* [TASK DESCRIPTION] Among the entries below, find every line that has "original" and pull it out.

RECORDED INFORMATION: Begin

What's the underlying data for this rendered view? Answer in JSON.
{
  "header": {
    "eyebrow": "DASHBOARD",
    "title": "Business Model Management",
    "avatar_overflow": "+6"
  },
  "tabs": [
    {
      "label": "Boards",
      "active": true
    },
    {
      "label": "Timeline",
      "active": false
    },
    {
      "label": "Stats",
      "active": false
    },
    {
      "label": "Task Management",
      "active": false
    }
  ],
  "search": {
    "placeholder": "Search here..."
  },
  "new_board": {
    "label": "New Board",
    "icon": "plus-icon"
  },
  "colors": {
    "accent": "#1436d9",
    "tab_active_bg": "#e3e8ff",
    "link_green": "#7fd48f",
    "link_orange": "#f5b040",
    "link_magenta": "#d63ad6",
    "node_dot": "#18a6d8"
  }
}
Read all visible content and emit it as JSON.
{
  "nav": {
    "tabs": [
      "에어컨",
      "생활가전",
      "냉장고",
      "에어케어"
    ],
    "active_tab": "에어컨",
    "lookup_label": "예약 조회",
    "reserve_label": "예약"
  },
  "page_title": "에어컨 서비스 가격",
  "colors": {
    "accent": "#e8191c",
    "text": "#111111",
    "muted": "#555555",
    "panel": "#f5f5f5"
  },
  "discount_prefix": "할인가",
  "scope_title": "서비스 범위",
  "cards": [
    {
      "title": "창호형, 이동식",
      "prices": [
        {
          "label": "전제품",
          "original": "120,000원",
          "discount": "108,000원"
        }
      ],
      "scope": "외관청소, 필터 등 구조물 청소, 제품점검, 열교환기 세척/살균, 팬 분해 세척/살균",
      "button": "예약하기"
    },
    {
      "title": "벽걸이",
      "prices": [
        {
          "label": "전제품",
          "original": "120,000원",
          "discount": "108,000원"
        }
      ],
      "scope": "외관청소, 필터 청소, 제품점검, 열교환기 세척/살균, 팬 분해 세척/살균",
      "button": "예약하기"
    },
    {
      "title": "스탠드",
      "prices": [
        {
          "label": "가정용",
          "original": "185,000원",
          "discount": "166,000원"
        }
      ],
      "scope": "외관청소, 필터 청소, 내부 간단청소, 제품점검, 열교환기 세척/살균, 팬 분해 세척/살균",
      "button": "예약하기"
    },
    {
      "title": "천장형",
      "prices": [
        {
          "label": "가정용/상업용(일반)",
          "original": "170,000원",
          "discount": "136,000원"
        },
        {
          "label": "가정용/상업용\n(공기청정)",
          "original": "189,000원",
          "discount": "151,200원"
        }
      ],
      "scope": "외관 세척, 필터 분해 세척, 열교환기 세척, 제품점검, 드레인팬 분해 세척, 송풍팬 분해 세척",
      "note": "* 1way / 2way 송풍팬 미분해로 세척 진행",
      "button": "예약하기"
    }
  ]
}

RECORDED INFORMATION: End

* [REPLY]
          "original": "120,000원",
          "original": "120,000원",
          "original": "185,000원",
          "original": "170,000원",
          "original": "189,000원",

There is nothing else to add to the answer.